In transplant patients, E. dermatitidis mostly causes phaeohyphomycosis usually presenting with nodules containing abscesses or cysts underneath the skin [44, 45]. These clinical features were also evident in two case reports describing E. jeanselmei phaeohyphomycosis in lung-transplant patients [6, 7]. In contrast to our case, those infections appeared years after lung transplantation and could be cured by surgical excision with or without antifungal therapy. To the best of our knowledge, the case presented herein is the first case describing the presence of the fungus in pleural fluid.

Evidence concerning transmission routes in the hospital setting is scarce. A nosocomial outbreak of E. jeanselmei fungemia related to contaminated deionized water from the pharmacy has been described [46]. In our case, it was not possible to identify the source of infection. We assume that the disregarded colonization with E. dermatitidis was the reason for the development of the invasive fungal infection. However, further research is needed to reveal sources and possible transmission routes of these organisms in the hospital setting.
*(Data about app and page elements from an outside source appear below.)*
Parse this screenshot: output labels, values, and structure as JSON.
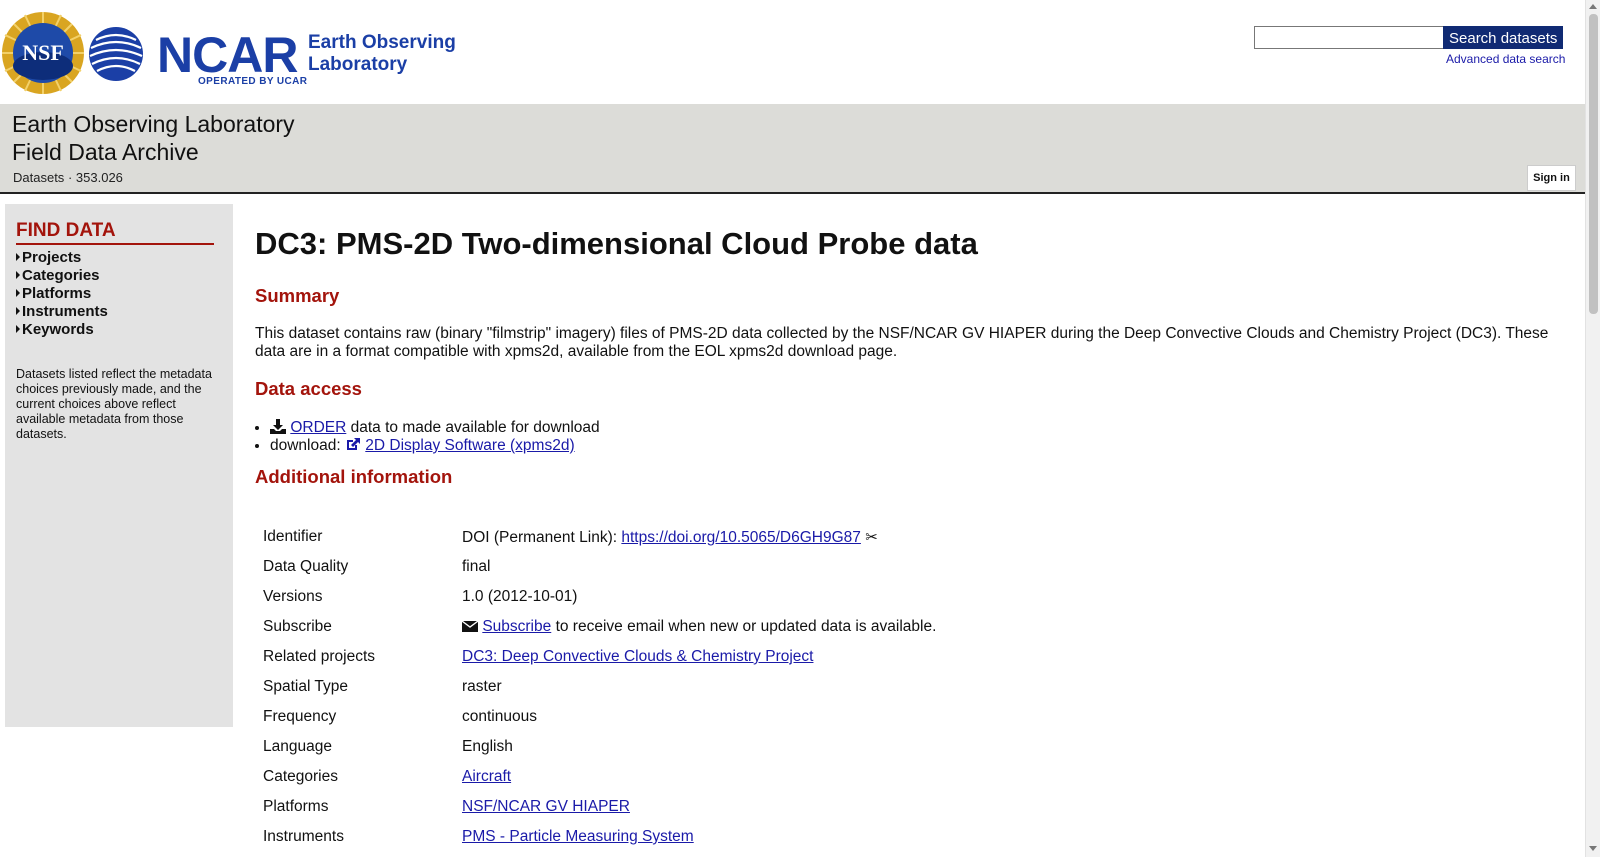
{
  "header": {
    "nsf_seal_text": "NSF",
    "ncar_word": "NCAR",
    "ncar_operated": "OPERATED BY UCAR",
    "eol_line1": "Earth Observing",
    "eol_line2": "Laboratory",
    "search_placeholder": "",
    "search_button": "Search datasets",
    "advanced_search": "Advanced data search"
  },
  "banner": {
    "title_line1": "Earth Observing Laboratory",
    "title_line2": "Field Data Archive",
    "breadcrumb": [
      "Datasets",
      "353.026"
    ],
    "breadcrumb_sep": "·",
    "sign_in": "Sign in"
  },
  "sidebar": {
    "title": "FIND DATA",
    "facets": [
      "Projects",
      "Categories",
      "Platforms",
      "Instruments",
      "Keywords"
    ],
    "note": "Datasets listed reflect the metadata choices previously made, and the current choices above reflect available metadata from those datasets."
  },
  "main": {
    "title": "DC3: PMS-2D Two-dimensional Cloud Probe data",
    "summary_heading": "Summary",
    "summary_text": "This dataset contains raw (binary \"filmstrip\" imagery) files of PMS-2D data collected by the NSF/NCAR GV HIAPER during the Deep Convective Clouds and Chemistry Project (DC3). These data are in a format compatible with xpms2d, available from the EOL xpms2d download page.",
    "access_heading": "Data access",
    "access": {
      "order_link": "ORDER",
      "order_rest": "data to made available for download",
      "download_label": "download:",
      "download_link": "2D Display Software (xpms2d)"
    },
    "additional_heading": "Additional information",
    "info": {
      "identifier_key": "Identifier",
      "identifier_prefix": "DOI (Permanent Link):",
      "identifier_link": "https://doi.org/10.5065/D6GH9G87",
      "quality_key": "Data Quality",
      "quality_val": "final",
      "versions_key": "Versions",
      "versions_val": "1.0 (2012-10-01)",
      "subscribe_key": "Subscribe",
      "subscribe_link": "Subscribe",
      "subscribe_rest": "to receive email when new or updated data is available.",
      "related_key": "Related projects",
      "related_val": "DC3: Deep Convective Clouds & Chemistry Project",
      "spatial_key": "Spatial Type",
      "spatial_val": "raster",
      "frequency_key": "Frequency",
      "frequency_val": "continuous",
      "language_key": "Language",
      "language_val": "English",
      "categories_key": "Categories",
      "categories_val": "Aircraft",
      "platforms_key": "Platforms",
      "platforms_val": "NSF/NCAR GV HIAPER",
      "instruments_key": "Instruments",
      "instruments_val": "PMS - Particle Measuring System"
    }
  }
}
In summary, E. dermatitidis colonization can rapidly progress towards an invasive fungal infection. In addition, the detection and identification of this slow growing fungus represent a challenge for the microbiology laboratory, which might lead to delayed—or failed—treatment. Patients at risk, for example, are CF patients colonized by E. dermatitidis, as well as immunocompromised patients.